> _EXERCISE REQUIREMENTS_
The entries are to be repeated verbatim, with nothing left out.
═════ INFORMATION SHOWN ═════
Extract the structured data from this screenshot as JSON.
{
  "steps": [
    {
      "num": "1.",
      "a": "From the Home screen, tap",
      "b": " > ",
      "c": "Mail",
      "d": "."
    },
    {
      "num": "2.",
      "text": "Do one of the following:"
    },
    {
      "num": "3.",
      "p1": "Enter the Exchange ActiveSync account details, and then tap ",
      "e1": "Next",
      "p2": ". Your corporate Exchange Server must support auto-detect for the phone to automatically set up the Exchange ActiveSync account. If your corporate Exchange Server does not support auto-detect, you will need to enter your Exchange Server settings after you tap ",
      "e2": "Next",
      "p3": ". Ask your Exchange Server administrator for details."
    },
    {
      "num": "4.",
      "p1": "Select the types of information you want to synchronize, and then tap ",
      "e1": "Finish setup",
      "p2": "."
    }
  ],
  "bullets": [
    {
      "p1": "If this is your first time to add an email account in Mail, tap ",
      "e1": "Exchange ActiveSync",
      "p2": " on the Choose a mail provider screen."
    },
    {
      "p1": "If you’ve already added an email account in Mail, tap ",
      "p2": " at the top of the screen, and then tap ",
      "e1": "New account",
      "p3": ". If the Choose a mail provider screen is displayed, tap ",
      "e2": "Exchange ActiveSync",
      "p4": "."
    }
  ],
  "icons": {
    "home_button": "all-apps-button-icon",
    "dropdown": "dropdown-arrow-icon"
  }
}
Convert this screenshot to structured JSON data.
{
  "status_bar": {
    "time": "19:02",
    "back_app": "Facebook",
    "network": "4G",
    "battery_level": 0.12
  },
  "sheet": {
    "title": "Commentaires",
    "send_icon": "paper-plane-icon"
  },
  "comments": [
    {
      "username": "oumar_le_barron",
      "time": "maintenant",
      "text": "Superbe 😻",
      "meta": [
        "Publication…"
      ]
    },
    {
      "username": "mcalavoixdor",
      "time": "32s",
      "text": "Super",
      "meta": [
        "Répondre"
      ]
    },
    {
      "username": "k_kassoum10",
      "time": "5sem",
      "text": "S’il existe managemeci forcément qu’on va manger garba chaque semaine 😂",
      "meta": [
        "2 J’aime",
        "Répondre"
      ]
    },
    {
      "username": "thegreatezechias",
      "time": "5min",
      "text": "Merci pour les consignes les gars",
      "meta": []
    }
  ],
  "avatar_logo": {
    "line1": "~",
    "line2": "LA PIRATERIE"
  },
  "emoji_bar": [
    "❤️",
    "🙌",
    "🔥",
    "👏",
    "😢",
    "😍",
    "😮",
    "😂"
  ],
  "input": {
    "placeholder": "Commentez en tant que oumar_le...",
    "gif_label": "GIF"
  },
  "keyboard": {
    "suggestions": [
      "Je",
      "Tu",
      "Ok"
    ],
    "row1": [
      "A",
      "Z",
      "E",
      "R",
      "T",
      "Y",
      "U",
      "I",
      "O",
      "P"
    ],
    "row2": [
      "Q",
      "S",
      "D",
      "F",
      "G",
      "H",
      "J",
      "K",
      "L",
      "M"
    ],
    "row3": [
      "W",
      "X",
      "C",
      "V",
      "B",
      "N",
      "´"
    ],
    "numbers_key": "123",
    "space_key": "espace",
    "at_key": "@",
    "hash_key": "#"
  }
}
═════
> _YOUR SOLUTION_
Extract the structured data from this screenshot as JSON.
{
  "steps": [
    {
      "num": "1.",
      "a": "From the Home screen, tap",
      "b": " > ",
      "c": "Mail",
      "d": "."
    },
    {
      "num": "2.",
      "text": "Do one of the following:"
    },
    {
      "num": "3.",
      "p1": "Enter the Exchange ActiveSync account details, and then tap ",
      "e1": "Next",
      "p2": ". Your corporate Exchange Server must support auto-detect for the phone to automatically set up the Exchange ActiveSync account. If your corporate Exchange Server does not support auto-detect, you will need to enter your Exchange Server settings after you tap ",
      "e2": "Next",
      "p3": ". Ask your Exchange Server administrator for details."
    },
    {
      "num": "4.",
      "p1": "Select the types of information you want to synchronize, and then tap ",
      "e1": "Finish setup",
      "p2": "."
    }
  ],
  "bullets": [
    {
      "p1": "If this is your first time to add an email account in Mail, tap ",
      "e1": "Exchange ActiveSync",
      "p2": " on the Choose a mail provider screen."
    },
    {
      "p1": "If you’ve already added an email account in Mail, tap ",
      "p2": " at the top of the screen, and then tap ",
      "e1": "New account",
      "p3": ". If the Choose a mail provider screen is displayed, tap ",
      "e2": "Exchange ActiveSync",
      "p4": "."
    }
  ],
  "icons": {
    "home_button": "all-apps-button-icon",
    "dropdown": "dropdown-arrow-icon"
  }
}
Convert this screenshot to structured JSON data.
{
  "status_bar": {
    "time": "19:02",
    "back_app": "Facebook",
    "network": "4G",
    "battery_level": 0.12
  },
  "sheet": {
    "title": "Commentaires",
    "send_icon": "paper-plane-icon"
  },
  "comments": [
    {
      "username": "oumar_le_barron",
      "time": "maintenant",
      "text": "Superbe 😻",
      "meta": [
        "Publication…"
      ]
    },
    {
      "username": "mcalavoixdor",
      "time": "32s",
      "text": "Super",
      "meta": [
        "Répondre"
      ]
    },
    {
      "username": "k_kassoum10",
      "time": "5sem",
      "text": "S’il existe managemeci forcément qu’on va manger garba chaque semaine 😂",
      "meta": [
        "2 J’aime",
        "Répondre"
      ]
    },
    {
      "username": "thegreatezechias",
      "time": "5min",
      "text": "Merci pour les consignes les gars",
      "meta": []
    }
  ],
  "avatar_logo": {
    "line1": "~",
    "line2": "LA PIRATERIE"
  },
  "emoji_bar": [
    "❤️",
    "🙌",
    "🔥",
    "👏",
    "😢",
    "😍",
    "😮",
    "😂"
  ],
  "input": {
    "placeholder": "Commentez en tant que oumar_le...",
    "gif_label": "GIF"
  },
  "keyboard": {
    "suggestions": [
      "Je",
      "Tu",
      "Ok"
    ],
    "row1": [
      "A",
      "Z",
      "E",
      "R",
      "T",
      "Y",
      "U",
      "I",
      "O",
      "P"
    ],
    "row2": [
      "Q",
      "S",
      "D",
      "F",
      "G",
      "H",
      "J",
      "K",
      "L",
      "M"
    ],
    "row3": [
      "W",
      "X",
      "C",
      "V",
      "B",
      "N",
      "´"
    ],
    "numbers_key": "123",
    "space_key": "espace",
    "at_key": "@",
    "hash_key": "#"
  }
}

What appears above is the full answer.